▶ [What the exercise asks]
Below are some records; copy each line in them that contains "native".

▶ [Data for analysis]
————

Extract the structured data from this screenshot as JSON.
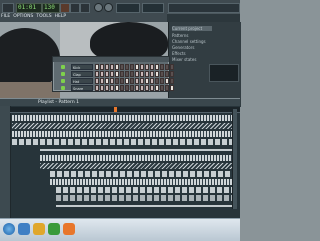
{
  "toolbar": {
    "menu": [
      "FILE",
      "OPTIONS",
      "TOOLS",
      "HELP"
    ],
    "tempo": "130",
    "time": "01:01"
  },
  "browser": {
    "items": [
      "Current project",
      "Patterns",
      "Channel settings",
      "Generators",
      "Effects",
      "Mixer states"
    ]
  },
  "step_sequencer": {
    "title": "",
    "channels": [
      {
        "name": "Kick",
        "steps": [
          1,
          0,
          0,
          0,
          1,
          0,
          0,
          0,
          1,
          0,
          0,
          0,
          1,
          0,
          0,
          0
        ]
      },
      {
        "name": "Clap",
        "steps": [
          0,
          0,
          0,
          0,
          1,
          0,
          0,
          0,
          0,
          0,
          0,
          0,
          1,
          0,
          0,
          0
        ]
      },
      {
        "name": "Hat",
        "steps": [
          0,
          0,
          1,
          0,
          0,
          0,
          1,
          0,
          0,
          0,
          1,
          0,
          0,
          0,
          1,
          0
        ]
      },
      {
        "name": "Snare",
        "steps": [
          0,
          0,
          0,
          0,
          1,
          0,
          0,
          0,
          0,
          0,
          0,
          0,
          1,
          0,
          0,
          1
        ]
      }
    ]
  },
  "playlist": {
    "title": "Playlist - Pattern 1"
  },
  "taskbar": {
    "label": ""
  },
  "colors": {
    "accent": "#e8762b",
    "led": "#7ed14c"
  }
}
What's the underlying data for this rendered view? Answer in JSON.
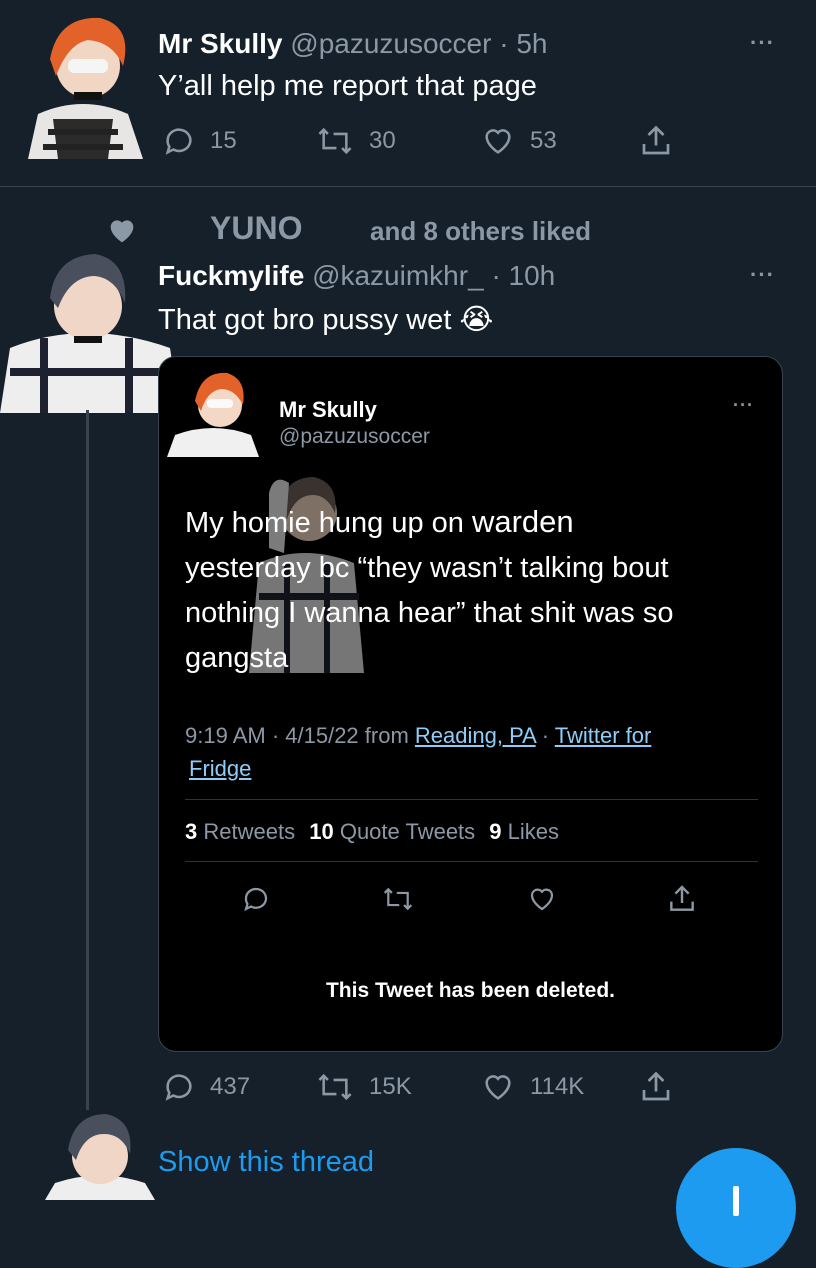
{
  "colors": {
    "background": "#15202b",
    "accent": "#1d9bf0",
    "muted": "#8b98a5",
    "link": "#8ecdf8"
  },
  "tweet1": {
    "name": "Mr Skully",
    "handle": "@pazuzusoccer",
    "time": "· 5h",
    "text": "Y’all help me report that page",
    "replies": "15",
    "retweets": "30",
    "likes": "53",
    "more_icon": "more-icon"
  },
  "social_context": {
    "liker": "YUNO",
    "rest": "and 8 others liked",
    "icon": "heart-icon"
  },
  "tweet2": {
    "name": "Fuckmylife",
    "handle": "@kazuimkhr_",
    "time": "· 10h",
    "text": "That got bro pussy wet",
    "emoji": "😭",
    "replies": "437",
    "retweets": "15K",
    "likes": "114K"
  },
  "quoted": {
    "name": "Mr Skully",
    "handle": "@pazuzusoccer",
    "text_line1": "My homie hung up on ",
    "text_highlight": "warden",
    "text_line2a": "yesterday bc “",
    "text_they": "they",
    "text_line2b": "wasn’t talking bout",
    "text_line3": "nothing I wanna hear” that shit was so",
    "text_line4": "gangsta",
    "meta_time": "9:19 AM · 4/15/22 from ",
    "meta_location": "Reading, PA",
    "meta_sep": " · ",
    "meta_source_a": "Twitter for",
    "meta_source_b": "Fridge ",
    "retweets_count": "3",
    "retweets_label": "Retweets",
    "quotes_count": "10",
    "quotes_label": "Quote Tweets",
    "likes_count": "9",
    "likes_label": "Likes",
    "deleted_notice": "This Tweet has been deleted."
  },
  "thread": {
    "show_label": "Show this thread"
  }
}
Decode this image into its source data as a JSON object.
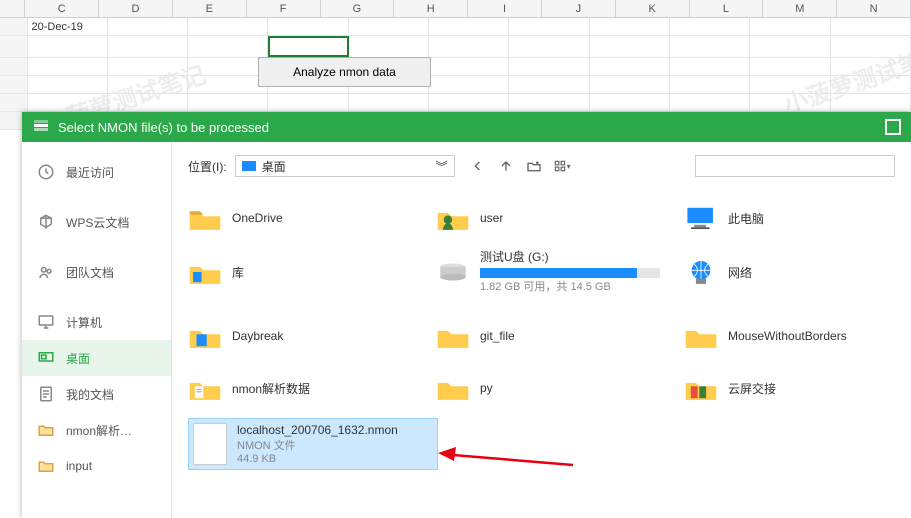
{
  "spreadsheet": {
    "cols": [
      "",
      "C",
      "D",
      "E",
      "F",
      "G",
      "H",
      "I",
      "J",
      "K",
      "L",
      "M",
      "N"
    ],
    "date_cell": "20-Dec-19",
    "analyze_btn": "Analyze nmon data"
  },
  "dialog": {
    "title": "Select NMON file(s) to be processed"
  },
  "sidebar": {
    "items": [
      {
        "label": "最近访问",
        "icon": "clock"
      },
      {
        "label": "WPS云文档",
        "icon": "cloud-cube"
      },
      {
        "label": "团队文档",
        "icon": "team"
      },
      {
        "label": "计算机",
        "icon": "monitor"
      },
      {
        "label": "桌面",
        "icon": "desktop",
        "selected": true
      },
      {
        "label": "我的文档",
        "icon": "doc"
      },
      {
        "label": "nmon解析…",
        "icon": "folder"
      },
      {
        "label": "input",
        "icon": "folder"
      }
    ]
  },
  "location": {
    "label": "位置(I):",
    "value": "桌面"
  },
  "items": {
    "onedrive": "OneDrive",
    "user": "user",
    "thispc": "此电脑",
    "library": "库",
    "usb_name": "测试U盘 (G:)",
    "usb_info": "1.82 GB 可用，共 14.5 GB",
    "usb_pct": 87,
    "network": "网络",
    "daybreak": "Daybreak",
    "gitfile": "git_file",
    "mwb": "MouseWithoutBorders",
    "nmonparse": "nmon解析数据",
    "py": "py",
    "yunping": "云屏交接",
    "selected": {
      "name": "localhost_200706_1632.nmon",
      "type": "NMON 文件",
      "size": "44.9 KB"
    }
  },
  "watermark": "小菠萝测试笔记"
}
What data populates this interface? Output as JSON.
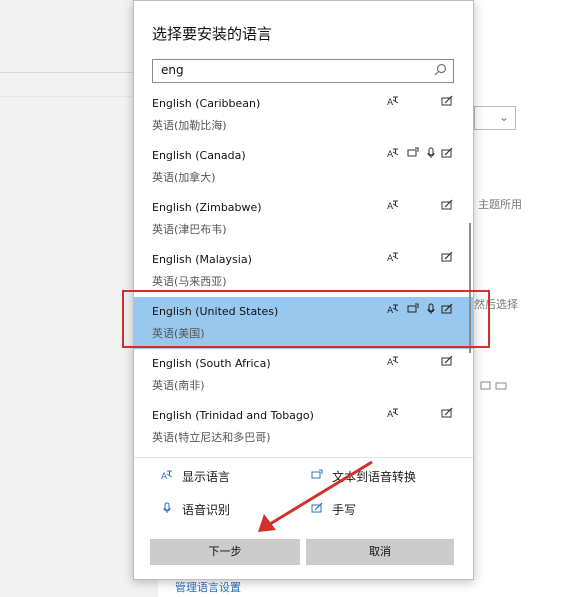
{
  "background": {
    "text_theme": "主题所用",
    "text_select": "然后选择",
    "link_manage": "管理语言设置"
  },
  "dialog": {
    "title": "选择要安装的语言",
    "search_value": "eng",
    "languages": [
      {
        "name": "English (Caribbean)",
        "native": "英语(加勒比海)",
        "features": [
          "text",
          "handwriting"
        ]
      },
      {
        "name": "English (Canada)",
        "native": "英语(加拿大)",
        "features": [
          "text",
          "speech",
          "mic",
          "handwriting"
        ]
      },
      {
        "name": "English (Zimbabwe)",
        "native": "英语(津巴布韦)",
        "features": [
          "text",
          "handwriting"
        ]
      },
      {
        "name": "English (Malaysia)",
        "native": "英语(马来西亚)",
        "features": [
          "text",
          "handwriting"
        ]
      },
      {
        "name": "English (United States)",
        "native": "英语(美国)",
        "features": [
          "text",
          "speech",
          "mic",
          "handwriting"
        ],
        "selected": true
      },
      {
        "name": "English (South Africa)",
        "native": "英语(南非)",
        "features": [
          "text",
          "handwriting"
        ]
      },
      {
        "name": "English (Trinidad and Tobago)",
        "native": "英语(特立尼达和多巴哥)",
        "features": [
          "text",
          "handwriting"
        ]
      }
    ],
    "legend": {
      "display_language": "显示语言",
      "text_to_speech": "文本到语音转换",
      "speech_recognition": "语音识别",
      "handwriting": "手写"
    },
    "buttons": {
      "next": "下一步",
      "cancel": "取消"
    }
  },
  "colors": {
    "selected": "#99c8ef",
    "highlight_box": "#d0312d",
    "button": "#cccccc",
    "link": "#2c6fbf"
  }
}
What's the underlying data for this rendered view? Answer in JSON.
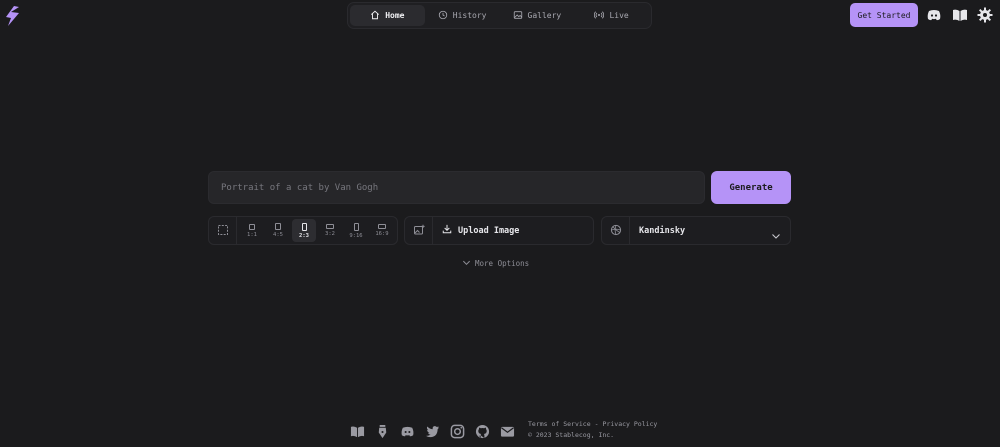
{
  "nav": {
    "items": [
      {
        "label": "Home",
        "icon": "home-icon",
        "active": true
      },
      {
        "label": "History",
        "icon": "history-icon",
        "active": false
      },
      {
        "label": "Gallery",
        "icon": "gallery-icon",
        "active": false
      },
      {
        "label": "Live",
        "icon": "live-icon",
        "active": false
      }
    ]
  },
  "header": {
    "get_started_label": "Get Started",
    "icons": [
      "discord-icon",
      "docs-book-icon",
      "settings-gear-icon"
    ]
  },
  "prompt": {
    "placeholder": "Portrait of a cat by Van Gogh",
    "value": "",
    "generate_label": "Generate"
  },
  "aspect_ratio": {
    "options": [
      "1:1",
      "4:5",
      "2:3",
      "3:2",
      "9:16",
      "16:9"
    ],
    "selected": "2:3"
  },
  "upload": {
    "label": "Upload Image"
  },
  "model": {
    "selected": "Kandinsky"
  },
  "more_options": {
    "label": "More Options"
  },
  "footer": {
    "icons": [
      "book-icon",
      "pen-nib-icon",
      "discord-icon",
      "twitter-icon",
      "instagram-icon",
      "github-icon",
      "mail-icon"
    ],
    "terms": "Terms of Service",
    "separator": "-",
    "privacy": "Privacy Policy",
    "copyright": "© 2023 Stablecog, Inc."
  },
  "colors": {
    "background": "#1b1b1d",
    "accent": "#b593f7",
    "panel": "#1d1d20",
    "input": "#262629"
  }
}
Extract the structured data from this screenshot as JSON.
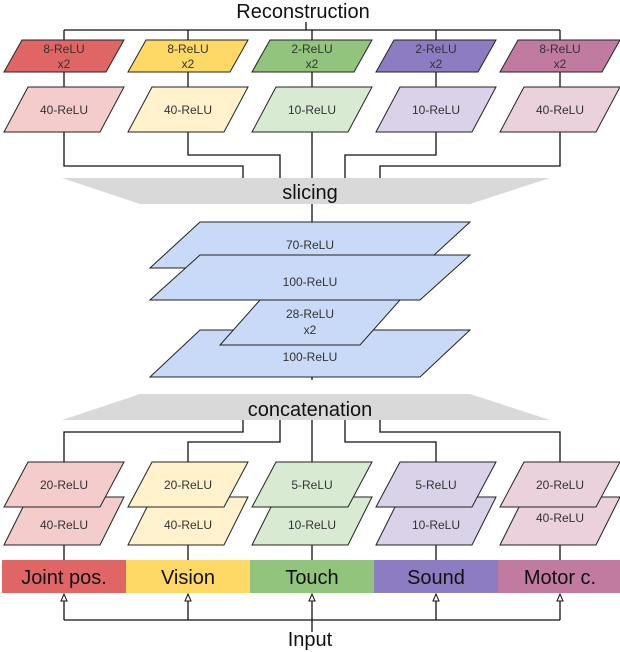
{
  "title_top": "Reconstruction",
  "slicing_label": "slicing",
  "concat_label": "concatenation",
  "input_label": "Input",
  "colors": {
    "strong": [
      "#e06666",
      "#ffd966",
      "#93c47d",
      "#8e7cc3",
      "#c27ba0"
    ],
    "light": [
      "#f4cccc",
      "#fff2cc",
      "#d9ead3",
      "#d9d2e9",
      "#ead1dc"
    ],
    "shared": "#c9daf8",
    "funnel": "#d9d9d9"
  },
  "modalities": [
    {
      "name": "Joint pos.",
      "dec_out": [
        "8-ReLU",
        "x2"
      ],
      "dec_hidden": "40-ReLU",
      "enc_top": "20-ReLU",
      "enc_bottom": "40-ReLU"
    },
    {
      "name": "Vision",
      "dec_out": [
        "8-ReLU",
        "x2"
      ],
      "dec_hidden": "40-ReLU",
      "enc_top": "20-ReLU",
      "enc_bottom": "40-ReLU"
    },
    {
      "name": "Touch",
      "dec_out": [
        "2-ReLU",
        "x2"
      ],
      "dec_hidden": "10-ReLU",
      "enc_top": "5-ReLU",
      "enc_bottom": "10-ReLU"
    },
    {
      "name": "Sound",
      "dec_out": [
        "2-ReLU",
        "x2"
      ],
      "dec_hidden": "10-ReLU",
      "enc_top": "5-ReLU",
      "enc_bottom": "10-ReLU"
    },
    {
      "name": "Motor c.",
      "dec_out": [
        "8-ReLU",
        "x2"
      ],
      "dec_hidden": "40-ReLU",
      "enc_top": "20-ReLU",
      "enc_bottom": "40-ReLU"
    }
  ],
  "shared_layers": {
    "top": "70-ReLU",
    "second": "100-ReLU",
    "latent": [
      "28-ReLU",
      "x2"
    ],
    "bottom": "100-ReLU"
  }
}
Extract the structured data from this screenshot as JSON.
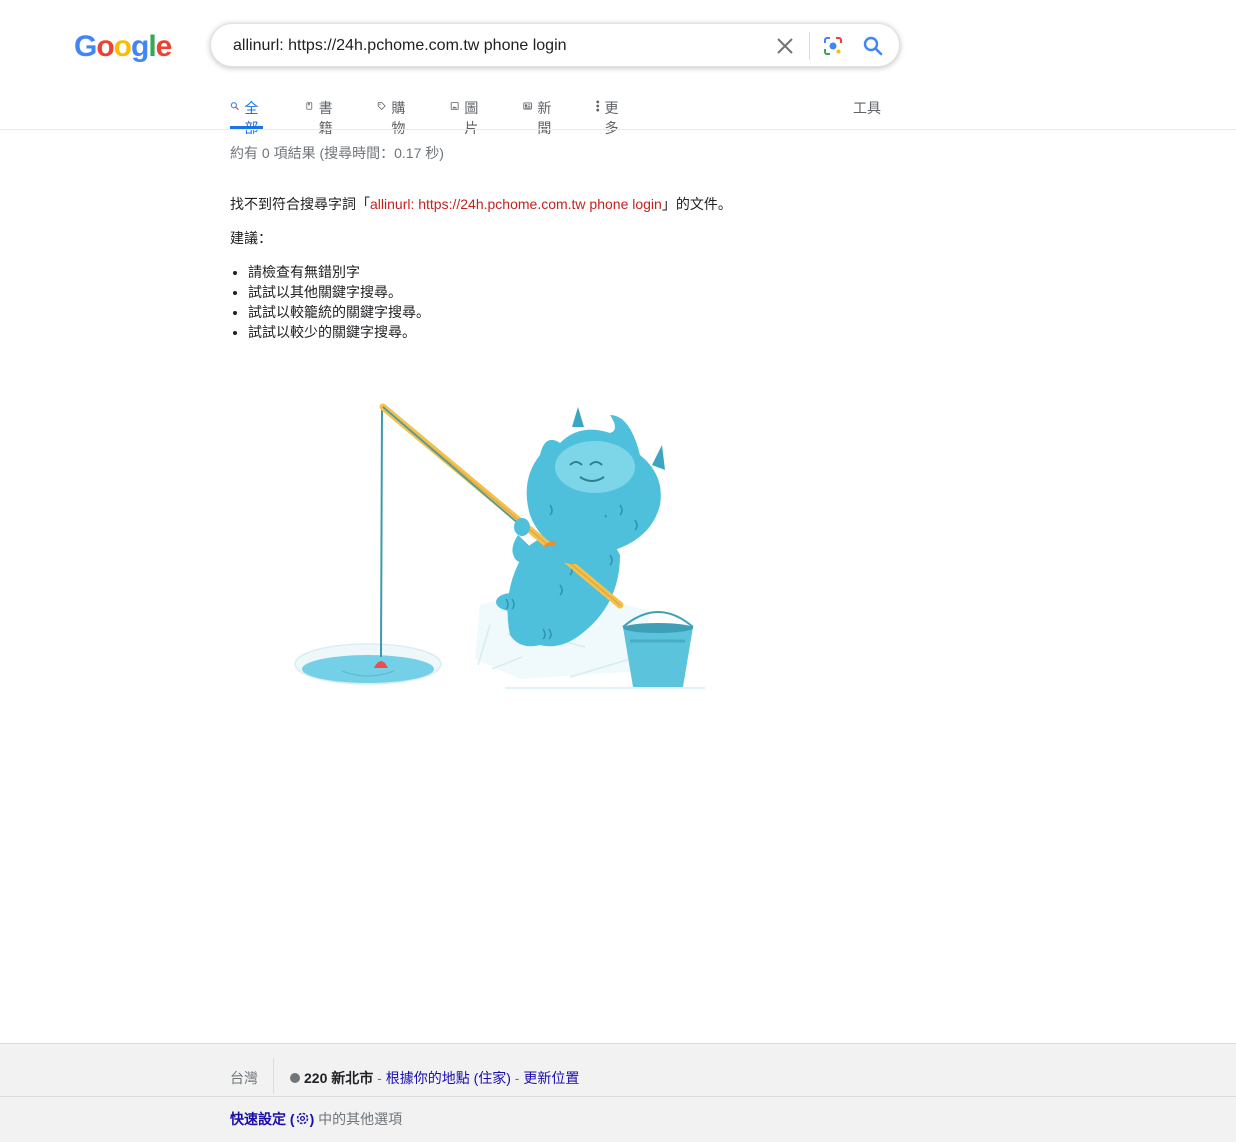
{
  "logo": {
    "letters": [
      "G",
      "o",
      "o",
      "g",
      "l",
      "e"
    ],
    "colors": [
      "#4285f4",
      "#ea4335",
      "#fbbc05",
      "#4285f4",
      "#34a853",
      "#ea4335"
    ]
  },
  "search": {
    "value": "allinurl: https://24h.pchome.com.tw phone login"
  },
  "tabs": [
    {
      "label": "全部",
      "icon": "search-icon",
      "active": true
    },
    {
      "label": "書籍",
      "icon": "book-icon"
    },
    {
      "label": "購物",
      "icon": "tag-icon"
    },
    {
      "label": "圖片",
      "icon": "image-icon"
    },
    {
      "label": "新聞",
      "icon": "news-icon"
    },
    {
      "label": "更多",
      "icon": "more-vert-icon"
    }
  ],
  "tools_label": "工具",
  "stats": "約有 0 項結果 (搜尋時間：0.17 秒)",
  "no_results": {
    "prefix": "找不到符合搜尋字詞「",
    "query": "allinurl: https://24h.pchome.com.tw phone login",
    "suffix": "」的文件。"
  },
  "suggestions": {
    "title": "建議：",
    "items": [
      "請檢查有無錯別字",
      "試試以其他關鍵字搜尋。",
      "試試以較籠統的關鍵字搜尋。",
      "試試以較少的關鍵字搜尋。"
    ]
  },
  "footer": {
    "country": "台灣",
    "location": "220 新北市",
    "sep1": " - ",
    "based_on": "根據你的地點 (住家)",
    "sep2": " - ",
    "update": "更新位置",
    "quick_settings": "快速設定 (",
    "quick_settings_close": ")",
    "more_options": " 中的其他選項"
  },
  "accent_colors": {
    "blue": "#1a73e8",
    "link": "#1a0dab",
    "query_red": "#c5221f"
  }
}
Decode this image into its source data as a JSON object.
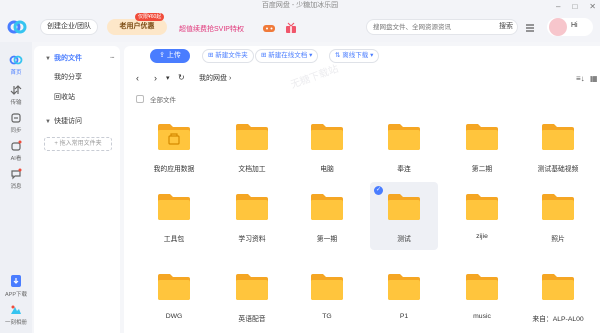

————

▶ [Task result]
        "native": "英语(加勒比海)",
        "native": "英语(加拿大)",
        "native": "英语(津巴布韦)",
        "native": "英语(马来西亚)",
        "native": "英语(美国)",
        "native": "英语(南非)",
        "native": "英语(特立尼达和多巴哥)",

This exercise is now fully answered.